As is also clearly indicated in the World Bank’s background paper on the Financial Sector Assessment Programs, financial inclusion-related topics now feature very prominently in any serious analysis and policy recommendations on financial-sector stability and development issues.   

Meanwhile, at the United Nations, from which I have just returned for the high level segment of the General Assembly, I am happy to report that financial inclusion is also acknowledged as a key component of any new global sustainable development agenda that will be adopted next September in New York. Ensuring that this is the case will be one of my key priorities for the coming year. 

I wish to pay special tribute to the standard setting bodies [SSBs] and their leadership for the significant amount of work that has been achieved since our first meeting. These steps include:

- The establishment of subgroups within SSBs specifically focused on financial inclusion.

- The range-of-practice surveys among members.

- A greater emphasis on proportionate and risk-based application of international standards.

- The issuing of guidance notes specifically addressing financial inclusion.

- And the increased attention given to the potentially game-changing implications of innovative financial services delivery mechanisms.

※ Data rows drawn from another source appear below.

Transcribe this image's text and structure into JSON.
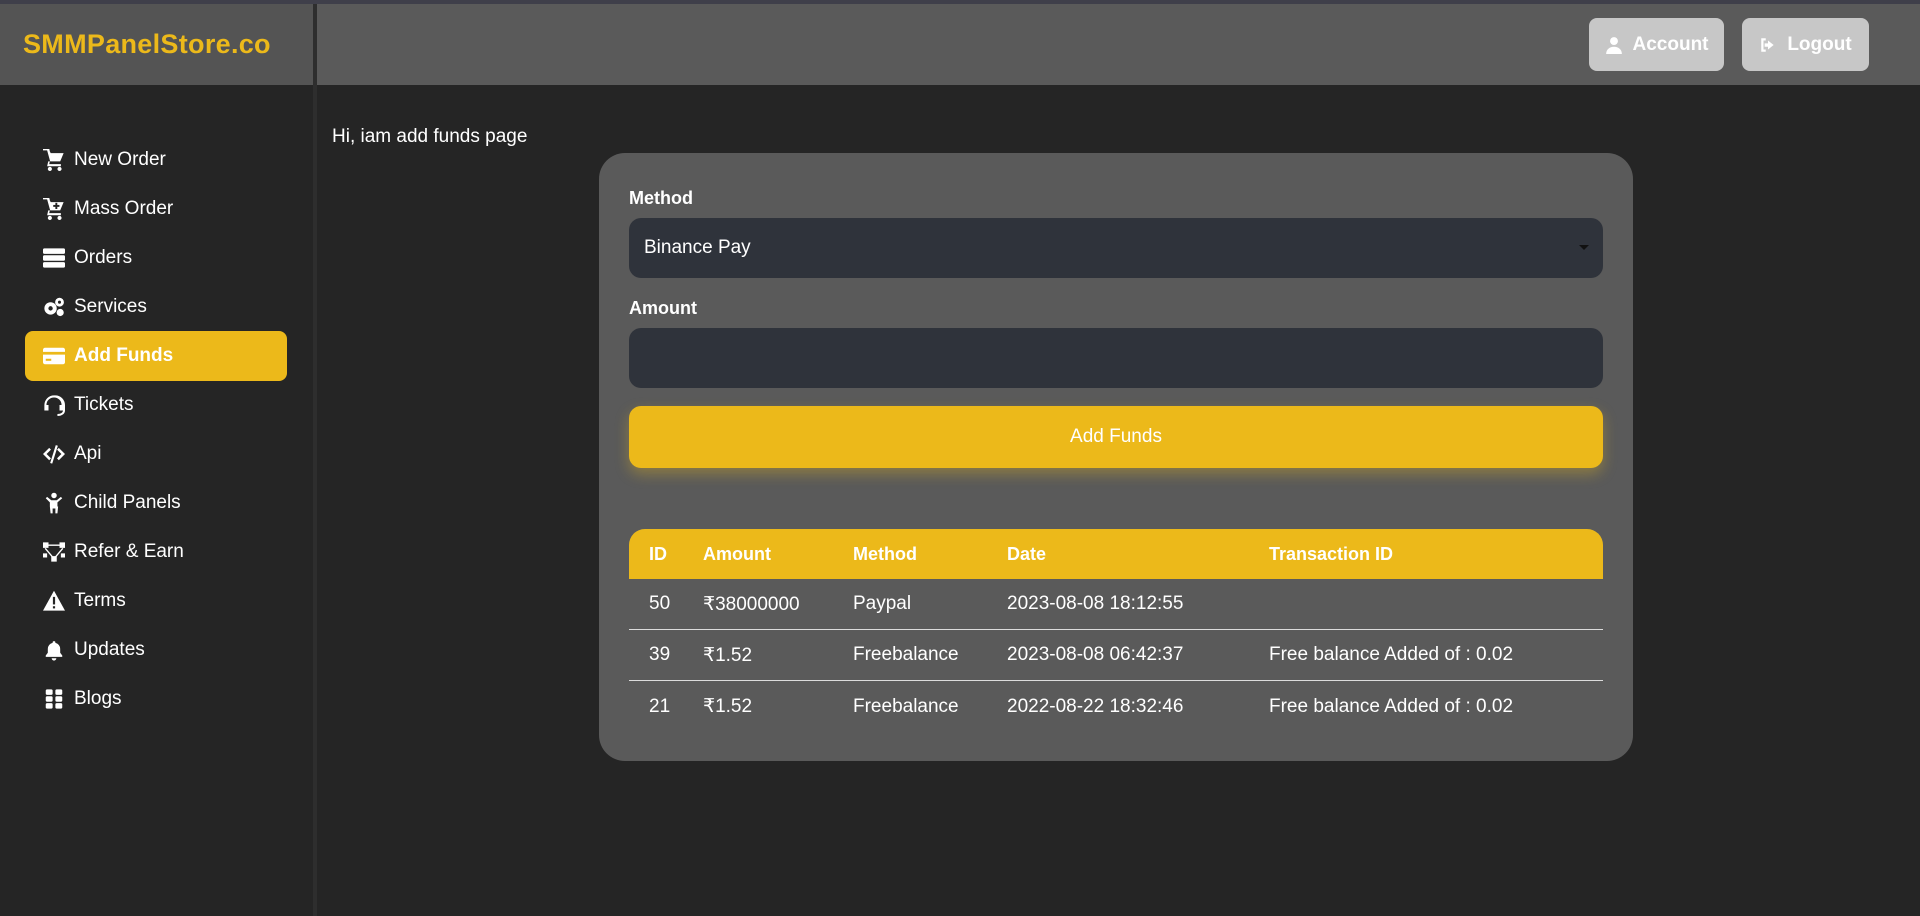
{
  "brand": "SMMPanelStore.co",
  "header": {
    "account_label": "Account",
    "logout_label": "Logout"
  },
  "sidebar": {
    "items": [
      {
        "label": "New Order",
        "icon": "cart-icon"
      },
      {
        "label": "Mass Order",
        "icon": "cart-plus-icon"
      },
      {
        "label": "Orders",
        "icon": "server-icon"
      },
      {
        "label": "Services",
        "icon": "gears-icon"
      },
      {
        "label": "Add Funds",
        "icon": "credit-card-icon",
        "active": true
      },
      {
        "label": "Tickets",
        "icon": "headset-icon"
      },
      {
        "label": "Api",
        "icon": "code-icon"
      },
      {
        "label": "Child Panels",
        "icon": "child-icon"
      },
      {
        "label": "Refer & Earn",
        "icon": "network-icon"
      },
      {
        "label": "Terms",
        "icon": "warning-icon"
      },
      {
        "label": "Updates",
        "icon": "bell-icon"
      },
      {
        "label": "Blogs",
        "icon": "grid-icon"
      }
    ]
  },
  "main": {
    "greeting": "Hi, iam add funds page",
    "form": {
      "method_label": "Method",
      "method_value": "Binance Pay",
      "amount_label": "Amount",
      "amount_value": "",
      "submit_label": "Add Funds"
    },
    "table": {
      "headers": [
        "ID",
        "Amount",
        "Method",
        "Date",
        "Transaction ID"
      ],
      "rows": [
        [
          "50",
          "₹38000000",
          "Paypal",
          "2023-08-08 18:12:55",
          ""
        ],
        [
          "39",
          "₹1.52",
          "Freebalance",
          "2023-08-08 06:42:37",
          "Free balance Added of : 0.02"
        ],
        [
          "21",
          "₹1.52",
          "Freebalance",
          "2022-08-22 18:32:46",
          "Free balance Added of : 0.02"
        ]
      ]
    }
  },
  "colors": {
    "accent": "#ecb91a",
    "background": "#252525",
    "card": "#5a5a5a",
    "input": "#2f333b"
  }
}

But even with these advances, challenges remain, as I suspect they always will. Allow me to highlight two key examples:

  1. As I am sure we will hear today, challenges remain especially at the country level in applying complex global standards in a manner that balances the objective of ensuring the integrity of financial systems and the objective of deepening financial inclusion.
  2. Secondly, evolving business models that leverage technological innovations, telecoms infrastructures, and non-traditional and until now unregulated players present the challenge of ensuring that regulation and supervision keep up with these developments without inadvertently thwarting innovations that can bring large numbers of unbanked households and businesses into the formal financial system.

Thus, a central priority remains finding the right balance at a time of constant change. With the advances in technology and innovation, we will need to be able to stay one step ahead of the potential risks through knowledge sharing, joint learning, and nimble adaptation.

Meeting this challenge will also require continued cooperation among key stakeholders, as well as further coordination among SSBs, of which this meeting is but one important part. With this backdrop I am sure we are all very interested to hear the updates that will be presented today from the SSBs.

I am also looking forward to hearing from Professor Ndulu, governor of the Bank of Tanzania, and Deputy Governor Espenilla of the Bank of the Philippines. Their presentations on their experiences in implementing global standards will be important to better understand and address the challenges they and other regulators may be facing in their efforts to deepen financial inclusion in their national contexts. I would like to add that these two countries have made wonderful strides, for which they should be commended!

I also welcome the contribution on the “Potential Impacts of Global Standards on National Financial Inclusion Policy Objectives” from the Alliance for Financial Inclusion [AFI], which will be presented by Muhammad bin Ibrahim, the deputy governor of Bank Negara Malaysia.

The perspectives and the important work of the AFI network, whose member countries account for more than 85 percent of the world’s unbanked population, are very welcome, and will continue to enrich and inform our discussions today and in the future.

Finally, I look forward to a rich and productive discussion today, which I am sure will contribute to our common objective to deepen financial inclusion while also ensuring financial stability, financial integrity, as well as overall transparency and security in financial systems. Thank you